Poll Data Shows Tepid Response To Tom Brady Joining FOX
“A recent Harris Poll conducted on behalf of Front Office Sports showed that 1 in 3 Americans are more likely to watch a game with Brady on the microphone.”
FOX Sports reportedly signed Tom Brady to a 10-year deal worth $375 million to make the seven-time Super Bowl champion the new lead analyst for its top NFL broadcast once his playing career is over.
A recent Harris Poll conducted on behalf of Front Office Sports showed that 1 in 3 Americans are more likely to watch a game with Brady on the microphone.
The poll said 2 in 5 NFL fans have a better opinion of FOX Sports following the deal, with 41% of NFL fans being at least somewhat more likely to watch a game with Brady as an analyst.
Data shows one-third of NFL fans think the deal Brady reportedly agreed to is worth about the same as its reported value.
That reaction could probably be described as “tepid”. That may be exactly what FOX expects and maybe all it wants.
Last week, Domonique Foxworth of ESPN suggested that the paycheck is less about what the network thinks Tom Brady means to viewers and more about showing the NFL that the network values its product.
FOX Not Interested In Joining Streaming Sports Wars
“All this fight that’s going on, sort of gladiatorial kind of bloodshed, is really for that last position, right, in the three to four services that people will take?”
The CEO of FOX doesn’t plan on forking over billions of dollars to be people’s last choice for paid streaming services.
Lachlan Murdoch said at a time when more than 80% of American homes already have some kind of paid streaming service, it’s not worthwhile to jump on that train.
Amazon, Netflix and Disney+ typically account for the average streaming presence in a household.
“All this fight that’s going on, sort of gladiatorial kind of bloodshed, is really for that last position, right, in the three to four services that people will take,” Murdoch said at a tech conference earlier this year. “And so the billions of dollars that’s being spent by multiple aspirants is all for that last position. And so we are extraordinarily — I want to say that — we’re happy to be sort of sitting on the sidelines.”
Murdoch told Benjamin Swinburne that when it comes to the NFL, FOX’s media rights are the same as CBS, NBC and ESPN. The main focus for the company remains on keeping games on TV.
“We don’t believe it helps us to put those rights under a streaming service or free on over-the-air. We think it’s very important that those rights remain exclusive to the broadcast environment,” Murdoch said.
FOX does stream games through its app, but it is only the games it is also carrying on its broadcast network or FS1.
NBA Draft To Get Simulcast From ESPN & ABC
“This follows the simulcast model ESPN and ABC have employed for several years with the NFL Draft.”

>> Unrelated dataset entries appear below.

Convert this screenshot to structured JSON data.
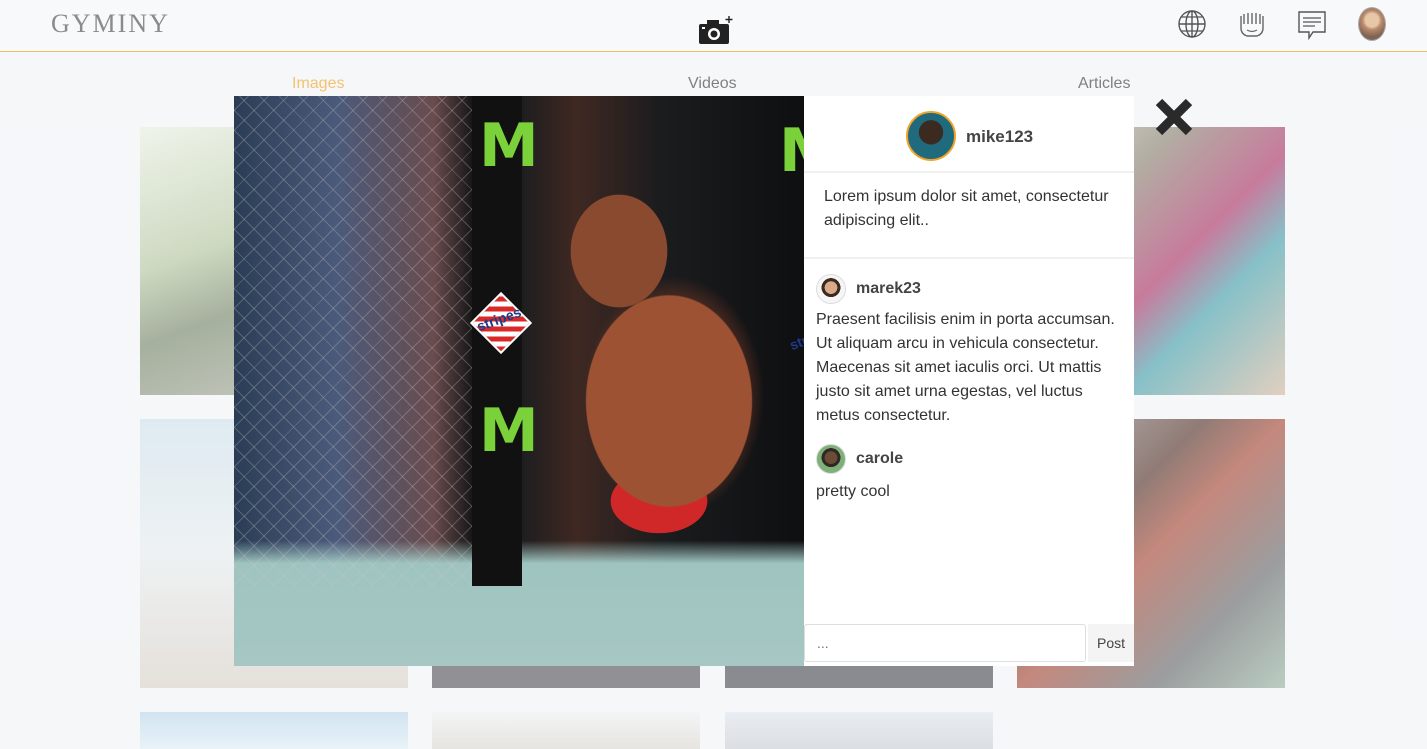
{
  "header": {
    "brand": "GYMINY",
    "icons": [
      "camera-plus-icon",
      "globe-icon",
      "fist-icon",
      "chat-icon",
      "profile-avatar"
    ]
  },
  "tabs": [
    {
      "label": "Images",
      "active": true
    },
    {
      "label": "Videos",
      "active": false
    },
    {
      "label": "Articles",
      "active": false
    }
  ],
  "modal": {
    "owner": {
      "username": "mike123"
    },
    "caption": "Lorem ipsum dolor sit amet, consectetur adipiscing elit..",
    "photo_text": {
      "brand_left": "stripes",
      "brand_right": "stripe"
    },
    "comments": [
      {
        "username": "marek23",
        "text": "Praesent facilisis enim in porta accumsan. Ut aliquam arcu in vehicula consectetur. Maecenas sit amet iaculis orci. Ut mattis justo sit amet urna egestas, vel luctus metus consectetur."
      },
      {
        "username": "carole",
        "text": "pretty cool"
      }
    ],
    "input_placeholder": "...",
    "post_label": "Post"
  },
  "colors": {
    "accent": "#f0a52a",
    "header_border": "#f0c062"
  }
}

ESPN is set for the 2022 NBA Draft coming up on June 23 at 8 p.m. from the Barclays Center in Brooklyn. The network announced Wednesday the crews that will handle coverage on both ESPN and ABC.
ABC will broadcast the first round in primetime. Kevin Negandhi will host and will be joined by Stephen A. Smith, Chiney Ogwumike and Jalen Rose. Monica McNutt will be reporting and interviewing draftees.

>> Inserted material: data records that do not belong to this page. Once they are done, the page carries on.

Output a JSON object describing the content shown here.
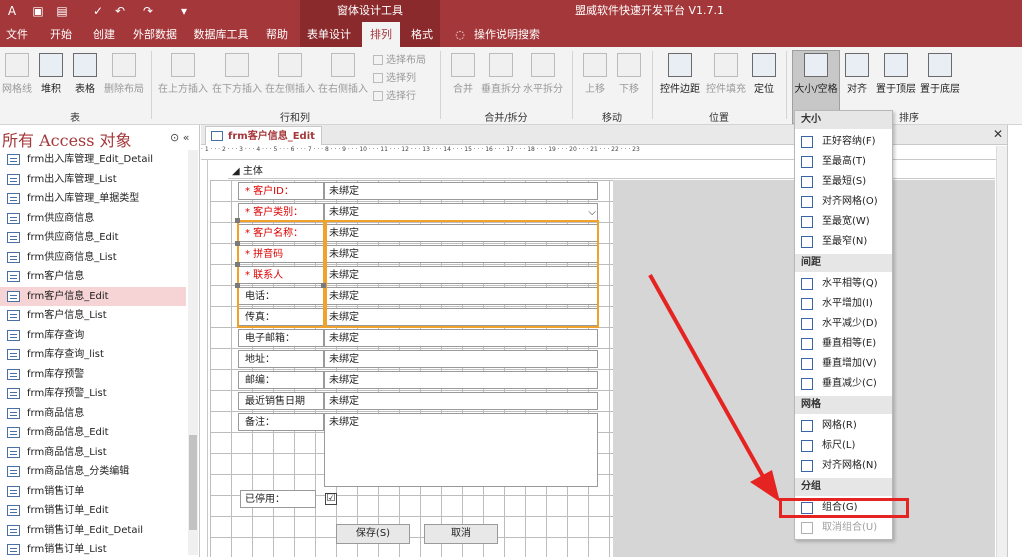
{
  "title_bar": {
    "context_title": "窗体设计工具",
    "app_title": "盟威软件快速开发平台 V1.7.1"
  },
  "menu": {
    "tabs": [
      "文件",
      "开始",
      "创建",
      "外部数据",
      "数据库工具",
      "帮助",
      "表单设计",
      "排列",
      "格式"
    ],
    "help_search": "操作说明搜索",
    "active": "排列"
  },
  "ribbon": {
    "table_group": {
      "label": "表",
      "buttons": [
        "网格线",
        "堆积",
        "表格",
        "删除布局"
      ]
    },
    "rows_cols_group": {
      "label": "行和列",
      "buttons": [
        "在上方插入",
        "在下方插入",
        "在左侧插入",
        "在右侧插入"
      ],
      "small": [
        "选择布局",
        "选择列",
        "选择行"
      ]
    },
    "merge_group": {
      "label": "合并/拆分",
      "buttons": [
        "合并",
        "垂直拆分",
        "水平拆分"
      ]
    },
    "move_group": {
      "label": "移动",
      "buttons": [
        "上移",
        "下移"
      ]
    },
    "position_group": {
      "label": "位置",
      "buttons": [
        "控件边距",
        "控件填充",
        "定位"
      ]
    },
    "size_group": {
      "label": "大小/空格",
      "partial_label": "排序",
      "buttons": [
        "大小/空格",
        "对齐",
        "置于顶层",
        "置于底层"
      ]
    }
  },
  "nav": {
    "title": "所有 Access 对象",
    "items": [
      "frm出入库管理_Edit_Detail",
      "frm出入库管理_List",
      "frm出入库管理_单据类型",
      "frm供应商信息",
      "frm供应商信息_Edit",
      "frm供应商信息_List",
      "frm客户信息",
      "frm客户信息_Edit",
      "frm客户信息_List",
      "frm库存查询",
      "frm库存查询_list",
      "frm库存预警",
      "frm库存预警_List",
      "frm商品信息",
      "frm商品信息_Edit",
      "frm商品信息_List",
      "frm商品信息_分类编辑",
      "frm销售订单",
      "frm销售订单_Edit",
      "frm销售订单_Edit_Detail",
      "frm销售订单_List"
    ],
    "selected": "frm客户信息_Edit"
  },
  "doc": {
    "tab": "frm客户信息_Edit",
    "section": "主体",
    "ruler": "· 1 · · · 2 · · · 3 · · · 4 · · · 5 · · · 6 · · · 7 · · · 8 · · · 9 · · · 10 · · · 11 · · · 12 · · · 13 · · · 14 · · · 15 · · · 16 · · · 17 · · · 18 · · · 19 · · · 20 · · · 21 · · · 22 · · · 23"
  },
  "form": {
    "fields": [
      {
        "label": "* 客户ID：",
        "value": "未绑定"
      },
      {
        "label": "* 客户类别：",
        "value": "未绑定"
      },
      {
        "label": "* 客户名称：",
        "value": "未绑定"
      },
      {
        "label": "* 拼音码",
        "value": "未绑定"
      },
      {
        "label": "* 联系人",
        "value": "未绑定"
      },
      {
        "label": "电话：",
        "value": "未绑定"
      },
      {
        "label": "传真：",
        "value": "未绑定"
      },
      {
        "label": "电子邮箱：",
        "value": "未绑定"
      },
      {
        "label": "地址：",
        "value": "未绑定"
      },
      {
        "label": "邮编：",
        "value": "未绑定"
      },
      {
        "label": "最近销售日期",
        "value": "未绑定"
      },
      {
        "label": "备注：",
        "value": "未绑定"
      }
    ],
    "disabled_label": "已停用：",
    "checkbox": "☑",
    "save_button": "保存(S)",
    "cancel_button": "取消"
  },
  "dropdown": {
    "size_header": "大小",
    "size_items": [
      "正好容纳(F)",
      "至最高(T)",
      "至最短(S)",
      "对齐网格(O)",
      "至最宽(W)",
      "至最窄(N)"
    ],
    "spacing_header": "间距",
    "spacing_items": [
      "水平相等(Q)",
      "水平增加(I)",
      "水平减少(D)",
      "垂直相等(E)",
      "垂直增加(V)",
      "垂直减少(C)"
    ],
    "grid_header": "网格",
    "grid_items": [
      "网格(R)",
      "标尺(L)",
      "对齐网格(N)"
    ],
    "group_header": "分组",
    "group_items": [
      "组合(G)",
      "取消组合(U)"
    ]
  },
  "colors": {
    "accent": "#a4373a",
    "highlight": "#e52421",
    "selection": "#f0a22b"
  }
}
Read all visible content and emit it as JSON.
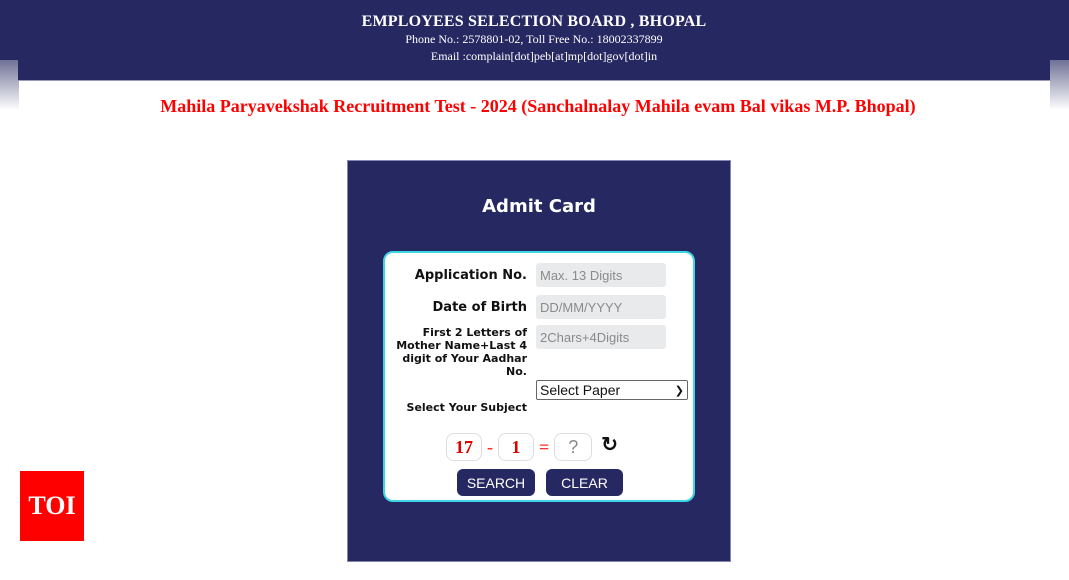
{
  "header": {
    "org_name": "EMPLOYEES SELECTION BOARD , BHOPAL",
    "phone_line": "Phone No.: 2578801-02, Toll Free No.: 18002337899",
    "email_line": "Email :complain[dot]peb[at]mp[dot]gov[dot]in"
  },
  "exam_title": "Mahila Paryavekshak Recruitment Test - 2024 (Sanchalnalay Mahila evam Bal vikas M.P. Bhopal)",
  "card": {
    "title": "Admit Card",
    "fields": {
      "application_no": {
        "label": "Application No.",
        "value": "",
        "placeholder": "Max. 13 Digits"
      },
      "dob": {
        "label": "Date of Birth",
        "value": "",
        "placeholder": "DD/MM/YYYY"
      },
      "mother_aadhar": {
        "label_lines": [
          "First 2 Letters of",
          "Mother Name+Last 4",
          "digit of Your Aadhar",
          "No."
        ],
        "value": "",
        "placeholder": "2Chars+4Digits"
      },
      "subject": {
        "label": "Select Your Subject",
        "selected": "Select Paper"
      }
    },
    "captcha": {
      "a": "17",
      "op": "-",
      "b": "1",
      "eq": "=",
      "answer_placeholder": "?"
    },
    "buttons": {
      "search": "SEARCH",
      "clear": "CLEAR"
    }
  },
  "watermark": "TOI",
  "colors": {
    "navy": "#262862",
    "accent_cyan": "#3ed6e6",
    "title_red": "#ff0000",
    "toi_red": "#ff0000"
  }
}
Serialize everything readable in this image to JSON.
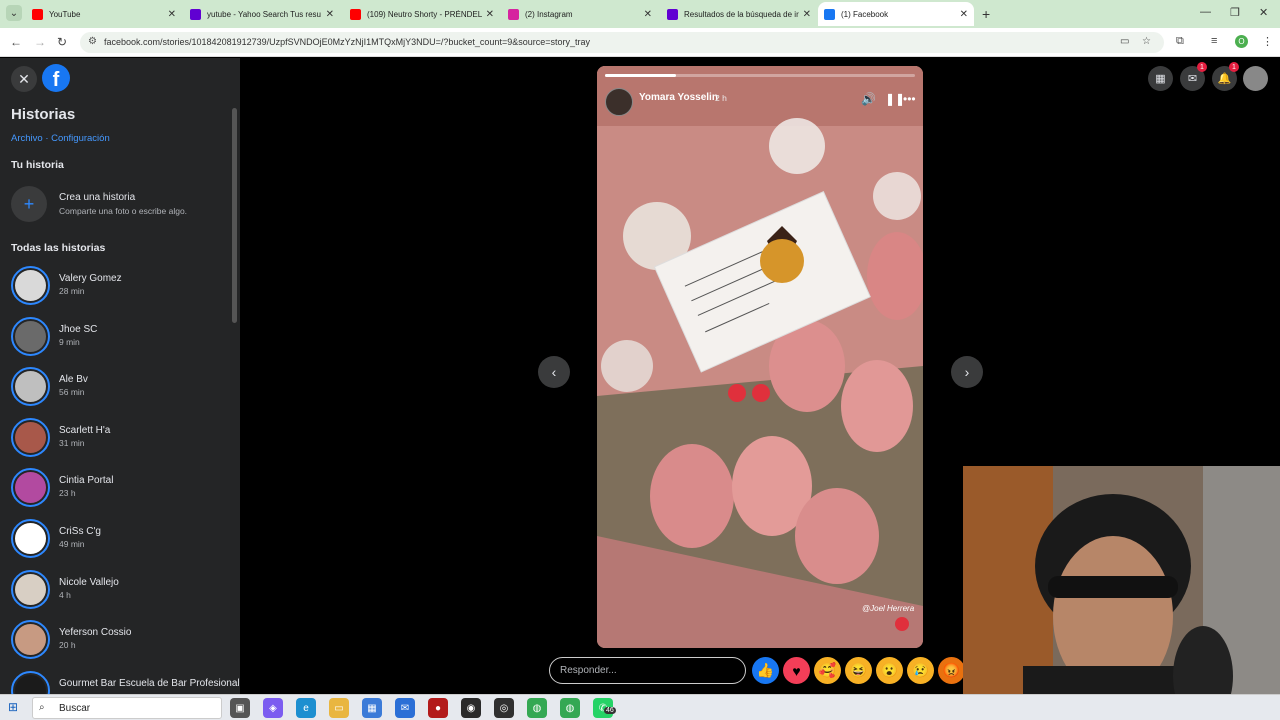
{
  "browser": {
    "tabs": [
      {
        "title": "YouTube",
        "favicon": "youtube-icon",
        "color": "#ff0000",
        "active": false
      },
      {
        "title": "yutube - Yahoo Search Tus resu",
        "favicon": "yahoo-icon",
        "color": "#6001d2",
        "active": false
      },
      {
        "title": "(109) Neutro Shorty - PRÉNDEL",
        "favicon": "youtube-icon",
        "color": "#ff0000",
        "active": false
      },
      {
        "title": "(2) Instagram",
        "favicon": "instagram-icon",
        "color": "#d6249f",
        "active": false
      },
      {
        "title": "Resultados de la búsqueda de ir",
        "favicon": "yahoo-icon",
        "color": "#6001d2",
        "active": false
      },
      {
        "title": "(1) Facebook",
        "favicon": "facebook-icon",
        "color": "#1877f2",
        "active": true
      }
    ],
    "url": "facebook.com/stories/101842081912739/UzpfSVNDOjE0MzYzNjI1MTQxMjY3NDU=/?bucket_count=9&source=story_tray",
    "profile_initial": "O"
  },
  "sidebar": {
    "title": "Historias",
    "links": "Archivo · Configuración",
    "your_story_heading": "Tu historia",
    "create": {
      "title": "Crea una historia",
      "subtitle": "Comparte una foto o escribe algo."
    },
    "all_stories_heading": "Todas las historias",
    "stories": [
      {
        "name": "Valery Gomez",
        "time": "28 min",
        "color": "#d9d9d9"
      },
      {
        "name": "Jhoe SC",
        "time": "9 min",
        "color": "#6a6a6a"
      },
      {
        "name": "Ale Bv",
        "time": "56 min",
        "color": "#bfbfbf"
      },
      {
        "name": "Scarlett H'a",
        "time": "31 min",
        "color": "#a8584a"
      },
      {
        "name": "Cintia Portal",
        "time": "23 h",
        "color": "#b24aa0"
      },
      {
        "name": "CriSs C'g",
        "time": "49 min",
        "color": "#ffffff"
      },
      {
        "name": "Nicole Vallejo",
        "time": "4 h",
        "color": "#d8cfc4"
      },
      {
        "name": "Yeferson Cossio",
        "time": "20 h",
        "color": "#c79a82"
      },
      {
        "name": "Gourmet Bar Escuela de Bar Profesional",
        "time": "",
        "color": "#1b1b1b"
      }
    ]
  },
  "story": {
    "author": "Yomara Yosselin",
    "time": "2 h",
    "progress": 0.23,
    "watermark": "@Joel Herrera"
  },
  "reply": {
    "placeholder": "Responder..."
  },
  "reactions": [
    {
      "name": "like",
      "glyph": "👍",
      "color": "#1877f2"
    },
    {
      "name": "love",
      "glyph": "♥",
      "color": "#f33e58"
    },
    {
      "name": "care",
      "glyph": "🥰",
      "color": "#f7b125"
    },
    {
      "name": "haha",
      "glyph": "😆",
      "color": "#f7b125"
    },
    {
      "name": "wow",
      "glyph": "😮",
      "color": "#f7b125"
    },
    {
      "name": "sad",
      "glyph": "😢",
      "color": "#f7b125"
    },
    {
      "name": "angry",
      "glyph": "😡",
      "color": "#e9710f"
    }
  ],
  "top_icons": {
    "messenger_badge": "1",
    "notifications_badge": "1"
  },
  "taskbar": {
    "search_label": "Buscar",
    "whatsapp_badge": "46"
  }
}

This follows the simulcast model ESPN and ABC have employed for several years with the NFL Draft.
Malika Andrews will host both rounds for ESPN. Jay Bilas, Kendrick Perkins and Adrian Wojnarowski will share the set. Analysts Bobby Marks and Mike Schmitz will contribute.
“We’re thrilled that Malika Andrews will host this year’s ESPN presentation as she brings her well-documented, widespread skillset to our main set,” said David Roberts, head of NBA and Studio Production for ESPN. “The event will showcase the scope and depth of our NBA and college basketball talent roster with accomplished journalists and high-profile personalities across ESPN, ABC and ESPN Radio.”
ESPN will air a pre-draft red carpet show hosted by Cassidy Hubbarth from 5-6 p.m. Perkins and Richard Jefferson will also make appearances.